Todd Richard’s collards are in your face: The cover of his new cookbook, Soul: A Chef’s Culinary Evolution in 150 Recipes, is a close-up of dewy collards that are so vivid you expect to be able to feel the velvety leather of the leaves. If you miss the point, open the book. The very first chapter is all collards, with recipes that take them to places you may never have considered: Collard pesto with oysters. Collard waffles. Collard ramen.
Yes, this is a man who takes his collards seriously. But it’s not just collards. Instead of the usual lineup of appetizers, sides, and main dishes, the chapters in Soul are focused on ingredients. There’s a whole chapter just on onions—who does that?— and another on melons. Lamb, a meat that receives precious little attention in the South, gets its own chapter, while pork has to share a chapter with beef.
Richards can be unexpected. Born and raised in Chicago in a family that believed in exploring the world, he came to Atlanta in the 1990s looking for a job in the music industry, ended up in a grocery store meat department, and somehow followed that with a job for the influential African-American chef Darryl Evans at the Four Seasons Hotel. After a lengthy list of experiences—the Ritz-Carlton, The Pig and the Pearl, and the development group behind One Flew South, among others—he has settled in with Richards’ Southern Fried in the Krog Street Market.
We caught Richards early on a Saturday—he’d already been out and about for hours—to find out more about Soul. Keep reading below, and to sample two recipes from the book: Shrimp and Grits with Grits Crust and Grilled Peach Toast with Pimento Cheese.
In your book, you always spell “Soul” with a capital S. What’s the difference between Soul with a big S and soul with a little s?
It really comes down to American relevance to me, that Soul is a cuisine that belongs in the same place as French cuisine or Italian cuisine or Japanese cuisine. It requires a great amount of cooking and ingredients, but we charge the absolute least for it.
Do you consciously think about breaking rules and about what should fit into the canon of Soul cooking?
Soul food is a genre that has always broken the rules. Look at something like chitterlings that no one ever thought should be good, but they can be delicious. Soul food has done that religiously. Look at the use of watermelon rind [as a pickle]. That was a traditional way of using it and preserving it in Africa, instead of just throwing it away. Soul food is about breaking the rules and mashing things together that wouldn’t be commonplace.
When do you surprise yourself in the kitchen?
The biggest surprises for me are the things I eat all the time. I can eat all the delicious things in the world, but I gravitate back to scrambled eggs and roasted potatoes.
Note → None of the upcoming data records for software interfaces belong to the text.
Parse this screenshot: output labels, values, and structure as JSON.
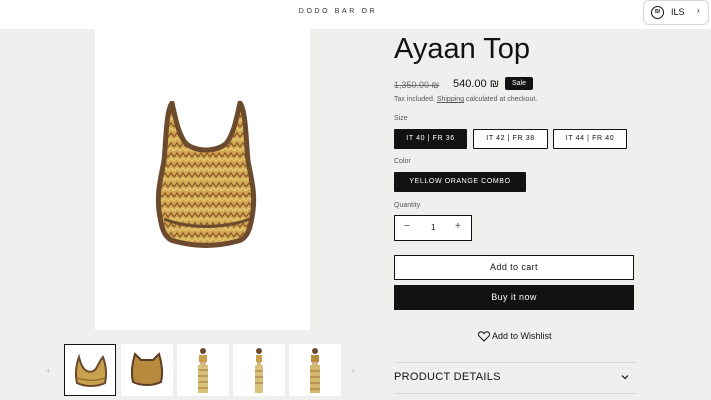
{
  "header": {
    "brand": "DODO BAR OR",
    "currency": {
      "icon": "israel-flag-icon",
      "code": "ILS",
      "arrow": "›"
    }
  },
  "gallery": {
    "prev": "‹",
    "next": "›",
    "thumbnails": [
      {
        "name": "top-front",
        "active": true
      },
      {
        "name": "top-back",
        "active": false
      },
      {
        "name": "model-front",
        "active": false
      },
      {
        "name": "model-side",
        "active": false
      },
      {
        "name": "model-back",
        "active": false
      }
    ]
  },
  "product": {
    "title": "Ayaan Top",
    "old_price": "1,350.00 ₪",
    "price": "540.00 ₪",
    "badge": "Sale",
    "tax_prefix": "Tax included.",
    "tax_link": "Shipping",
    "tax_suffix": "calculated at checkout."
  },
  "options": {
    "size_label": "Size",
    "sizes": [
      "IT 40 | FR 36",
      "IT 42 | FR 38",
      "IT 44 | FR 40"
    ],
    "selected_size": "IT 40 | FR 36",
    "color_label": "Color",
    "colors": [
      "YELLOW ORANGE COMBO"
    ],
    "quantity_label": "Quantity",
    "quantity": "1",
    "minus": "−",
    "plus": "+"
  },
  "actions": {
    "add_to_cart": "Add to cart",
    "buy_now": "Buy it now",
    "wishlist": "Add to Wishlist"
  },
  "details": {
    "title": "PRODUCT DETAILS"
  },
  "colors": {
    "accent": "#121212",
    "background": "#efefed",
    "top_fabric": "#c79b47",
    "top_trim": "#6b4a2e"
  }
}
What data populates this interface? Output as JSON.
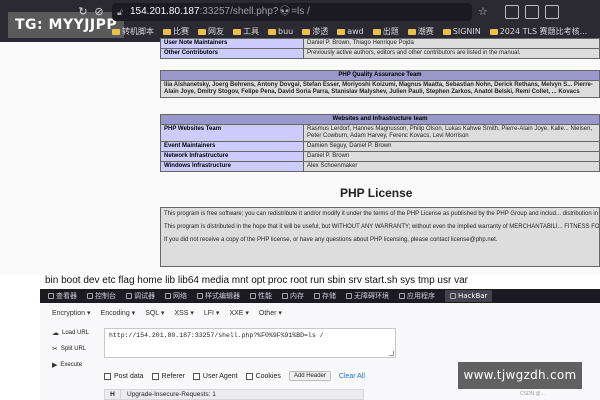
{
  "watermark_top": "TG: MYYJJPP",
  "watermark_bottom": "www.tjwgzdh.com",
  "browser": {
    "url_host": "154.201.80.187",
    "url_rest": ":33257/shell.php?",
    "url_suffix": "=ls /",
    "bookmarks": [
      "转机脚本",
      "比赛",
      "网友",
      "工具",
      "buu",
      "渗透",
      "awd",
      "出题",
      "潮赛",
      "SIGNIN",
      "2024 TLS 赛题比考核..."
    ]
  },
  "php_info": {
    "credits_rows_top": [
      {
        "label": "User Note Maintainers",
        "value": "Daniel P. Brown, Thiago Henrique Pojda"
      },
      {
        "label": "Other Contributors",
        "value": "Previously active authors, editors and other contributors are listed in the manual."
      }
    ],
    "qa_header": "PHP Quality Assurance Team",
    "qa_text": "Ilia Alshanetsky, Joerg Behrens, Antony Dovgal, Stefan Esser, Moriyoshi Koizumi, Magnus Maatta, Sebastian Nohn, Derick Rethans, Melvyn S... Pierre-Alain Joye, Dmitry Stogov, Felipe Pena, David Soria Parra, Stanislav Malyshev, Julien Pauli, Stephen Zarkos, Anatol Belski, Remi Collet, ... Kovacs",
    "infra_header": "Websites and Infrastructure team",
    "infra_rows": [
      {
        "label": "PHP Websites Team",
        "value": "Rasmus Lerdorf, Hannes Magnusson, Philip Olson, Lukas Kahwe Smith, Pierre-Alain Joye, Kalle... Nielsen, Peter Cowburn, Adam Harvey, Ferenc Kovacs, Levi Morrison"
      },
      {
        "label": "Event Maintainers",
        "value": "Damien Seguy, Daniel P. Brown"
      },
      {
        "label": "Network Infrastructure",
        "value": "Daniel P. Brown"
      },
      {
        "label": "Windows Infrastructure",
        "value": "Alex Schoenmaker"
      }
    ],
    "license_title": "PHP License",
    "license_paragraphs": [
      "This program is free software; you can redistribute it and/or modify it under the terms of the PHP License as published by the PHP Group and includ... distribution in the file: LICENSE",
      "This program is distributed in the hope that it will be useful, but WITHOUT ANY WARRANTY; without even the implied warranty of MERCHANTABILI... FITNESS FOR A PARTICULAR PURPOSE.",
      "If you did not receive a copy of the PHP license, or have any questions about PHP licensing, please contact license@php.net."
    ]
  },
  "command_output": "bin boot dev etc flag home lib lib64 media mnt opt proc root run sbin srv start.sh sys tmp usr var",
  "devtools": {
    "tabs": [
      "查看器",
      "控制台",
      "调试器",
      "网络",
      "样式编辑器",
      "性能",
      "内存",
      "存储",
      "无障碍环境",
      "应用程序"
    ],
    "active_tab": "HackBar"
  },
  "hackbar": {
    "menus": [
      "Encryption ▾",
      "Encoding ▾",
      "SQL ▾",
      "XSS ▾",
      "LFI ▾",
      "XXE ▾",
      "Other ▾"
    ],
    "load_url": "Load URL",
    "split_url": "Split URL",
    "execute": "Execute",
    "url_value": "http://154.201.80.187:33257/shell.php?%F0%9F%91%BD=ls /",
    "checks": [
      "Post data",
      "Referer",
      "User Agent",
      "Cookies"
    ],
    "add_header": "Add Header",
    "clear_all": "Clear All",
    "header_key": "H",
    "header_value": "Upgrade-Insecure-Requests: 1"
  },
  "csdn_tag": "CSDN @..."
}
I cook extravagant things for everyone in the world, but I cook the most basic things for myself.
Your book is broken down by ingredients, instead of styles or types of dishes. What does that say about how you approach cooking?
It’s that food can always evolve into something else. Foods that start one way can go into different genres. Like my Collard Green Ramen: That’s how I grew up. My mom loves [Asian] takeout, like noodle soups, and my frugal dad never threw anything out. So [leftover] collard greens were always on the table with noodle soups and things like that. Those ingredients always led to other dishes.
Your path to chef wasn’t a straight line. Are you surprised by where you ended up?
My family was always talking about reading. And we utilized reading as a way to explore the world, and then we followed it up by traveling to these places we read about. Food was always the focal point of those discussions. So it makes sense to me that I ended up as a chef. To be an author is a surprise. I take it as a humility that someone is interested in reading something I wrote, rather than taking something I put on the plate.
There’s so much conversation now about what we need to do to get more black chefs and black-owned restaurants. Where does it start and how do we fix the system?
I think [it] starts with black chefs. We have to network and support each other more, economically. We can’t ask others to do things that we aren’t doing ourselves. Second, we have to actually own more restaurants, and that comes with lending practices that are sound and reasonable. Third, especially in areas of new development, is that the model has to change for restaurants to be successful, because money-grabbing real estate is a right-now thing that’s about being profitable right now. The [James Beard Foundation] awards this year is proving that the balance is coming. There’s more diversity [in the awards] this year, absolutely. It’s starting to happen. The South is leading the diversity movement.”
Kathleen Purvis is the food editor of The Charlotte Observer and the author of three books, including the newly released Distilling the South.